This paper discusses Sierra Leone’s Second Review Under the Extended Credit Facility Arrangement and Financing Assurances Review. Economic output is set to contract by some 13 percent in 2015, comprising a decline in non-iron-ore activity of some 2 percent, and a 47 percent slump in iron-ore output as the dominant mining operator is not expected to resume activity until mid-year at the earliest. Policy discussions focused on generating fiscal space to tackle the Ebola emergency and contend with the effects of the slump in iron-ore production and prices. The IMF staff supports the authorities’ request for significant additional financing from the IMF.
International Monetary Fund. African Dept.
This paper focuses on Liberia’s Third Review Under the Extended Credit Facility (ECF) Arrangement and Request for Waiver of Nonobservance of Performance Criterion (PC) and Modification of Performance Criteria. Real GDP grew at 8.7 percent in 2013 and is projected to decline to 5.9 percent in 2014 as mining production decelerates. Most end-December 2013 PCs and indicative targets (ITs) were met, except for the PC on government revenue and the IT on external borrowing. Four out of five structural benchmarks were met on time. The IMF staff supports the completion of the third ECF review.
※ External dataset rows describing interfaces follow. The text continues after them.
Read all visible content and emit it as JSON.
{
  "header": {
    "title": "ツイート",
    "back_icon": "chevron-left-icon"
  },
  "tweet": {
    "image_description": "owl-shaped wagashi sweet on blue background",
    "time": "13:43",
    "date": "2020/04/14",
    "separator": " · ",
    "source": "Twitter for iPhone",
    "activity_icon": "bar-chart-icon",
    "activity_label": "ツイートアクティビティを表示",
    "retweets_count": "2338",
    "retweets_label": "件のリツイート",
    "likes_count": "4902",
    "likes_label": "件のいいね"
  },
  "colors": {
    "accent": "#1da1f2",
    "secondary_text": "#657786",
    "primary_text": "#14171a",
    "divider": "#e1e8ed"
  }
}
International Monetary Fund. African Dept.
This paper discusses Côte d’Ivoire’s Fifth Review Under the Three-Year Arrangement Under the Extended Credit Facility (ECF) and Requests for Modification of Performance Criteria (PC) and Extension of the Current Arrangement. Program performance has been strong. All end-December PCs and all but one indicative target were met. On the downside, fiscal discipline and structural reform momentum could be adversely affected during the run-up to the October 2015 presidential elections. The IMF staff supports the completion of the fifth review under the ECF and the authorities’ requests for the modifications of PCs and an extension of the current arrangement to end-December 2014.
International Monetary Fund. African Dept.
The Côte d’Ivoire government is working to reform the security apparatus. Containing fiscal risks, strengthening revenue collection, improving public financial management, and creating a business-friendly environment, through regularization of arrears on domestic debt, are the focus of the reform agenda. Sizable debt relief as a result of reaching the HIPC completion has also provided scope for new borrowing to help finance the government’s public investment program. Progress on the structural reform agenda and macroeconomic prospects are positive.
International Monetary Fund
This report presents the results of the mid-term evaluation of the Enhanced Data Dissemination Initiative (EDDI) financed by the United Kingdom’s Department for International Development (DFID) covering the period April 1, 2010 to September 30, 2012. The evaluation was conducted internally by the IMF in consultation with DFID. EDDI is a five-year project (April 2010–March 2015) implemented by the IMF to improve macroeconomic statistics in 25 African countries. The project includes modules for sub-groups of countries covering national accounts, monetary statistics, government finance statistics (GFS), balance of payments statistics (BOP), and harmonization of statistics in several regional organizations. The mid-point of a five-year project is an appropriate time for all stakeholders of the project to step back and take stock of what has been accomplished in the first half of the project, what has gone well, what aspects have been disappointing, and what might be adjusted or changed to make the remainder of the project more effective in achieving its objectives. To facilitate this process, questionnaires were developed to obtain feedback from three groups: counterparts in participating countries, IMF module managers and experts, and DFID country and regional advisors. Recommendations made by the stakeholders that will be followed up in the second half of the project are listed as bullets in italics below.